nated in the initial FDA approval of Marinol in 1985 were conducted or funded by the National Cancer Institute beginning in the 1970s. Unimed estimates that it contributed only about onequarter of the total research effort that secured Marinol's entry into the U.S. market. Its development also proceeded more quickly than usual, moving from IND to approval in two years, compared with five years for the average drug.
Unimed later applied for FDA approval to market Marinol for a second indication—AIDS wasting. At that time, the agency required Unimed to complete two relatively small Phase III studies, which lasted three years and cost approximately $5 million—again, a relative bargain in terms of both time and money. Under the Orphan Drug Act, the FDA also granted Marinol seven years of exclusive marketing for this application, beginning with its approval in 1992.

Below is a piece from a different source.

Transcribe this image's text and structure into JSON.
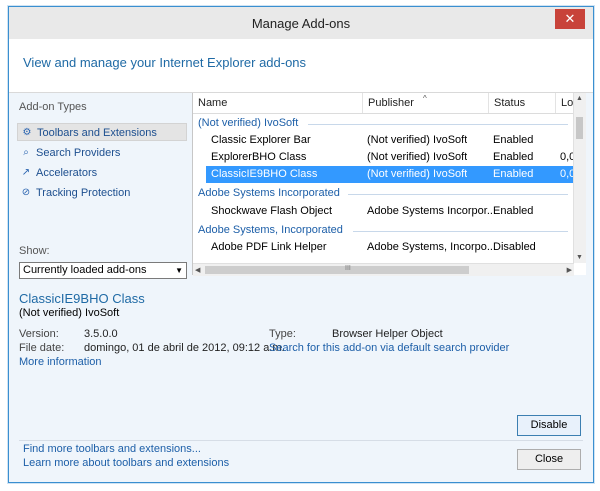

After Marinol received FDA approval for AIDS wasting in 1992, its sales grew significantly. This gain was especially welcome, since profits from medication for chemotherapy-induced nausea were beginning to decline as a result of the introduction of more effective antinausea drugs, such as ondansetron, that are also unscheduled.
Since its commercial introduction in 1985, Marinol had been listed in the most restrictive schedule for medically useful controlled substances along with morphine, cocaine, and other prescription medications with a “high potential for abuse.” While such a distinction clearly limited Marinol's availability, it did not delay the drug's initial entry into the market because the scheduling decision was made by the DEA prior to FDA approval; nor did any delays occur as a result of state scheduling laws.
When Unimed later prepared to petition the DEA to reschedule Marinol, the company commissioned a study to determine the extent to which its product was being abused. The study was conducted by researchers at the Haight Ashbury Free Clinic in San Francisco—where significant numbers of marijuana users, as well as people with HIV and AIDS, receive treatment—and it included information gathered from addiction medicine specialists, oncologists, cancer and AIDS researchers, and law enforcement officials.2 The researchers reported that they found no evidence that Marinol was being abused or diverted from medical use.